All About Jazz needs your help and we have a deal. Pay $20 and we'll hide those six pesky Google ads that appear on every page, plus this box and the slideout box on the right for a full year! You'll also fund website expansion.
The reality of a pianist's life is that you have to make a connection with many instruments and quickly find a way to express yourself on them.
I love my piano. It stands in the middle of my living room. Every time I play it, it feels like I am connecting to an external part of me. There is a bond that is special and fragile. Last December when I spent a lot of time writing music on my piano, an acquaintance came by and played on my instrument in an insensitive, fearful and disrespectful way. I felt that the vibe around my piano and the bond and trust between me and my instrument was violated and that I needed to rebuild my connection with it.
So if you develop such a connection with your instrument how does it feel to not be able to take it with you on the road?
The reality of a pianist's life is that you have to make a connection with many instruments and quickly find a way to express yourself on them. Your sound has to come through and you have to find a way to be at ease technically on the instrument. A considerable amount of my music was improvised or written on pianos I had just 'met' or barely known. The instruments we play on stage or in the studio are not our own, we can't lower the bridge, get new skins or change the frets to make the instrument fit us better. The solely personal space for our music is only within us, the instrument is already in the outside world waiting to speak in our voice. It is a beautiful symbol of how the best outcome of your life is what your spirit will do with your circumstances.
There are a million ways to touch a piano and you can practice that but even more you learn about it on the road. If our desire is to speak through and with the instrument, inspiration teaches us those million ways and our touch and technique can adjust to get our sound out of any instrument. It, of course, starts with listening to the piano, how it responds and what it is willing to do. That's what I do during sound checks (which are sometimes very short). Even those few who insist and have the privilege to request a certain piano for their concerts have to get to know the instrument. We have to welcome a new partner every time we open ourselves up to tell our most intimate stories and quickly form a bond with it so we can do it together. It is often a lesson in humility but more often than not it is a pleasant experience that serves our music well.
There are near horror stories, of course: like my recent solo piano appearance as a headliner of a small festival where the pedal of the piano fell apart during the second tune. Together with Randall Horton (a pianist and once close associate of Duke Ellington who happened to be in the audience and offered to help) we had to come up with a makeshift solution involving a roll of duct tape so I'd be able to go on with the concert and make it a musical success. We pianists are not the only ones who have to or are able to sound like ourselves on anything we find on stage. But we do it all the time. And since we are expected to deal with it we rarely get credit for it unless the story is a memorable one like the one I mentioned above. Bob Moses was telling me a drummer's story about Philly Joe Jones who came to a jam session Bob also went to. Bob, who was a teenager at the time, tried the drum set and found it terrible, practically unplayable. Then Philly Joe Jones walked in, sat down at the drums, quickly adjusted them and immediately sounded like Philly Joe. Bassist John Lockwood told me his story about the time he played with Gary Burton and the presenters forgot to get a bass for him. The band went to a college party the night before the concert and John found a coat rack therean old stripped down bass. He borrowed it, put strings and a bridge on and played it the following night.

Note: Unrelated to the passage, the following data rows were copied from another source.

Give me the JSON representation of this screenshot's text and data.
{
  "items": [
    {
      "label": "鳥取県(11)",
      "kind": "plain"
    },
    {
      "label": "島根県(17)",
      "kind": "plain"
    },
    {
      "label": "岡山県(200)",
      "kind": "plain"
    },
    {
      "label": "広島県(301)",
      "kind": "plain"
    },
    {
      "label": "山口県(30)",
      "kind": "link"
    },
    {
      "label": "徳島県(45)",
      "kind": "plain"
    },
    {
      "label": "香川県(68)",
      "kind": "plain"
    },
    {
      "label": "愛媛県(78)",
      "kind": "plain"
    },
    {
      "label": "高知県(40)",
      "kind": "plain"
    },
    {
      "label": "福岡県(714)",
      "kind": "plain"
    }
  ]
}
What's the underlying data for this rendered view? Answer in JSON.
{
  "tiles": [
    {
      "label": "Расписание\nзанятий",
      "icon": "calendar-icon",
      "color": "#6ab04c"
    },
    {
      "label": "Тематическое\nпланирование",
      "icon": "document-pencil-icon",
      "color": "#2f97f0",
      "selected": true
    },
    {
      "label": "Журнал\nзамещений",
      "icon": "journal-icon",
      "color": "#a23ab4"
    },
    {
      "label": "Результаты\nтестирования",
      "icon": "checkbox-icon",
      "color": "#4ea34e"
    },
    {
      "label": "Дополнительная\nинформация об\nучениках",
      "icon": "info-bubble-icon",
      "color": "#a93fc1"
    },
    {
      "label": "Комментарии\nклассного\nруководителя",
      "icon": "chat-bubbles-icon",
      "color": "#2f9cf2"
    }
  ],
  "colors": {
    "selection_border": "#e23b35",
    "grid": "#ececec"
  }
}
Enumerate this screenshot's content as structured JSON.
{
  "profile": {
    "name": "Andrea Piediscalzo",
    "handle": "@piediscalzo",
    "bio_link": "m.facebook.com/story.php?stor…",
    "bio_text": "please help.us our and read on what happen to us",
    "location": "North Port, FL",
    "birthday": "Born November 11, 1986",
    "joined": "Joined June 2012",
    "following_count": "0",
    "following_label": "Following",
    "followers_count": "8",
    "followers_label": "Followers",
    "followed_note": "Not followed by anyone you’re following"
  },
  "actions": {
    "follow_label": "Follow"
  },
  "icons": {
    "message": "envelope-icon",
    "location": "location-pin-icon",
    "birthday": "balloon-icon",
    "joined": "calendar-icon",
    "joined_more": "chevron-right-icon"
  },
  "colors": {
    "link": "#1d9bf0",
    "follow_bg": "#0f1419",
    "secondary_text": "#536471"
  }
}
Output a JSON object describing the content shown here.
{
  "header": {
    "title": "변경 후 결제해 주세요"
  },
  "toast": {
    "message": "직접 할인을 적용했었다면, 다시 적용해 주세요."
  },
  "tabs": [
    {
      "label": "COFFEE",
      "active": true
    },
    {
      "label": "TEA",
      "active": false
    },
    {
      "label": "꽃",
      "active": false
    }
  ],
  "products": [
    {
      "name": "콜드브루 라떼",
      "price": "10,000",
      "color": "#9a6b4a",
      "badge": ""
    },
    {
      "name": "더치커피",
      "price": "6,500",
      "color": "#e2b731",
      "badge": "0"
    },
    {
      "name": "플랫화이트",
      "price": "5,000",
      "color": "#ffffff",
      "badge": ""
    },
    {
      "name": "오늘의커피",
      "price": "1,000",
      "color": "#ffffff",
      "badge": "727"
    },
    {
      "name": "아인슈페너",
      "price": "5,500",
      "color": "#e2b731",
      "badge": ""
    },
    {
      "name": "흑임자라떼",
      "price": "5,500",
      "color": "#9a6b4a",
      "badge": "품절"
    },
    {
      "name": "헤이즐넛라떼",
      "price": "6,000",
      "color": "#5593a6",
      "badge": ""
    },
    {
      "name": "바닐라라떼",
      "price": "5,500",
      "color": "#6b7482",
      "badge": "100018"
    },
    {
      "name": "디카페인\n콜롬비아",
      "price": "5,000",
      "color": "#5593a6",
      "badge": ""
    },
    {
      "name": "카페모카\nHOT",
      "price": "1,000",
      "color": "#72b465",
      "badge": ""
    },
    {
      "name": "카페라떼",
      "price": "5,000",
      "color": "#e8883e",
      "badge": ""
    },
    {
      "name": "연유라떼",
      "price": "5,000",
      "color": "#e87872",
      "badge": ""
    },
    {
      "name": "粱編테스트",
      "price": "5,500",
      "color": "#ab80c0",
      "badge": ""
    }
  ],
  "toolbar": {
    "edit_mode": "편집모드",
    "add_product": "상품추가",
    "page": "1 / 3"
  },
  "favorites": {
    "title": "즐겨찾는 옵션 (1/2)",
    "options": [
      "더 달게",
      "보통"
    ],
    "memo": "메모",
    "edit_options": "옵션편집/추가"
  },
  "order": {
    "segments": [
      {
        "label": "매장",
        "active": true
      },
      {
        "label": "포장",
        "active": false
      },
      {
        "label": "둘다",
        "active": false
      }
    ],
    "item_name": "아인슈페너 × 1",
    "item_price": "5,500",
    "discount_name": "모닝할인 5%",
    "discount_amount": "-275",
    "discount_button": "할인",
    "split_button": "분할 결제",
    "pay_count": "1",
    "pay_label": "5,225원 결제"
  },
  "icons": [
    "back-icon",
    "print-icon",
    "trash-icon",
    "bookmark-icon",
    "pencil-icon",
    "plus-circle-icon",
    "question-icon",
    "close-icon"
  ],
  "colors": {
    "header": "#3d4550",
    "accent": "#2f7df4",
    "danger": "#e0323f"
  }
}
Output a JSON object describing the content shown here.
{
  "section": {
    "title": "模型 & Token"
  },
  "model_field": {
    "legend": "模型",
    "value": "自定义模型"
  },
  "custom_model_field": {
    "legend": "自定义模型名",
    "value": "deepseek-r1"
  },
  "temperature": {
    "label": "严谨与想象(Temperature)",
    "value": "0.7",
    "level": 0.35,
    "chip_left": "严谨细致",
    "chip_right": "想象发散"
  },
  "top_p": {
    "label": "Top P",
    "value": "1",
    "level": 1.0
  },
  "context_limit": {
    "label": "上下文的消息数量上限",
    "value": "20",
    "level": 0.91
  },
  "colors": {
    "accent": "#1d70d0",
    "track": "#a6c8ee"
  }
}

Personally, for concerts, I draw the line at the following: the piano's action has to be well regulated, also not too light, the piano has to be in tune, the pedal needs to work and the instrument had to be built by a reputable piano builder. When it comes to recording I am extremely particular about the piano since I have the chance to choose which studio I go to. Our latest trio CD Natural Instinct was recorded in a small New Jersey studio that has a 9-foot very well maintained Steinway.
There is a great photo of Art Tatum enraptured in music playing a very questionable-looking old piano with glass rings on it. It is a reminder that jazz piano music was put on the map by early jazz greats playing often poorly maintained instruments. We must find inspiration in their ability to transcend their circumstances and also realize our own fortune to be able to play on mostly good instruments. When occasionally a heroic effort is needed to compensate for an instrument's shortcomings, it, so to speak, separates the men from the boys. But the quality of a performance really comes down to our reason for playing, whether we have something to tell. If our stories are strong they will find a way to be heard.
I was first exposed to jazz as a middle school band student. A college ensemble passed through and put on a concert for the band students (of which I was one). The level of mastery and musicianship blew me away, intimidated, and inspired me
I was first exposed to jazz as a middle school band student. A college ensemble passed through and put on a concert for the band students (of which I was one). The level of mastery and musicianship blew me away, intimidated, and inspired me. Try as I might, I was never able to achieve a high enough level of competency to perform at the level I was first and subsequently exposed to. Regardless, I was hooked on jazz and remain so to this day.